The GM creates a (hopefully) grabby situation in a scene.
Players present can enter play by creating characters who will enter the scene in conflict with something going on. Their reason for being in conflict should be defined by the player creating a “Drive” for the character. The player should narrate something about the character, which gives them their base asset die (all dice are 1d6) to attempt anything that the sort of character created could reasonably attempt. The player can also create an aditional drive or another asset that pertains to the conflict at hand. Abilities are about the breadth of “skills” from other systems, but can be pretty much any sort of character resource (special gear, relationships, social positions, whatever).

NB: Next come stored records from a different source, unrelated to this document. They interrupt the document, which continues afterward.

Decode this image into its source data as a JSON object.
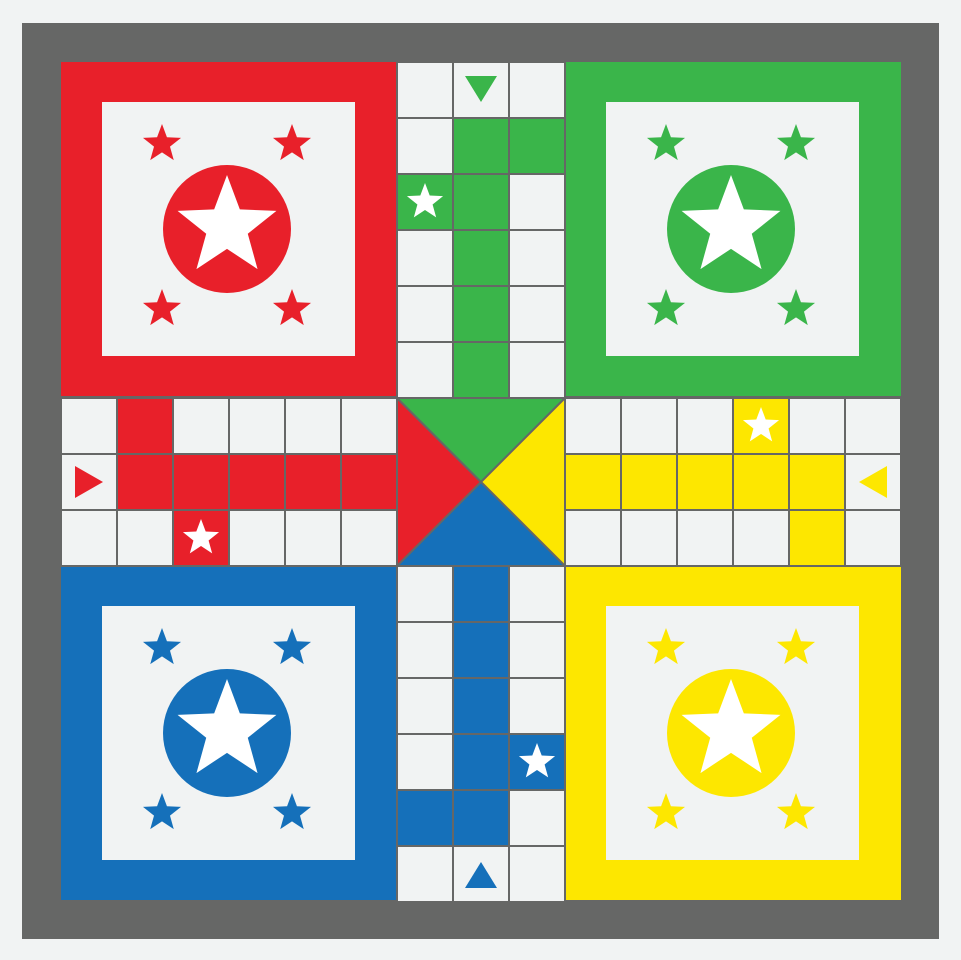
{
  "colors": {
    "background": "#f1f3f3",
    "frame": "#666766",
    "cell": "#f1f3f3",
    "grid_line": "#666766",
    "star_white": "#ffffff",
    "red": "#e8202a",
    "green": "#3ab54a",
    "yellow": "#fde700",
    "blue": "#1570ba"
  },
  "players": [
    {
      "id": "red",
      "quadrant": "top-left",
      "home_tokens": 4,
      "home_icon": "star-icon",
      "entry_arrow": "triangle-right-icon"
    },
    {
      "id": "green",
      "quadrant": "top-right",
      "home_tokens": 4,
      "home_icon": "star-icon",
      "entry_arrow": "triangle-down-icon"
    },
    {
      "id": "blue",
      "quadrant": "bottom-left",
      "home_tokens": 4,
      "home_icon": "star-icon",
      "entry_arrow": "triangle-up-icon"
    },
    {
      "id": "yellow",
      "quadrant": "bottom-right",
      "home_tokens": 4,
      "home_icon": "star-icon",
      "entry_arrow": "triangle-left-icon"
    }
  ],
  "board": {
    "grid": 15,
    "center_triangles": [
      "red",
      "green",
      "yellow",
      "blue"
    ]
  }
}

Players may enter new characters into any scene this way, even if they already have a character or characters extant in the game.
The player rolls their dice, one for each ability in play, trying to get 6s, or one less than that for each drive that pertains. GM decides if an ability or drive pertains to the conflict. Each roll above the TN is a “success.”
The GM rolls a similar dice pool, quickly figuring out an opposing number of dice and TN.
The player involved in the conflict may use their successes to cancel out their opponent's successes, but this may result in a tie if there are no remaining succeeses. Any uncancelled successes mean that the opponent also got their goal. If they have one more success than their opponent (or more), they can cancel out the opponent's success, and win.
At the end of a scene that involved a conflict that did not end in a tie, the player may adjust one of their character's drives, based on the events of the scene.
If a drive is nullified by being accomplished, GM's call, the player can both change the drive to something else, and give the character a new ability. Alternately, the character may be retired at such a point in play.
Characters become deeper as they get played further, and may select an additional ability after a number of scenes equal to the square of the number that they already got in scenes. Or in other words after being in the following number of scenes:
Each character can have one specialty ability. The player decides when creating an ability if the one they are creating is this expert ability. If so, it's worth two dice instead of one in a conflict.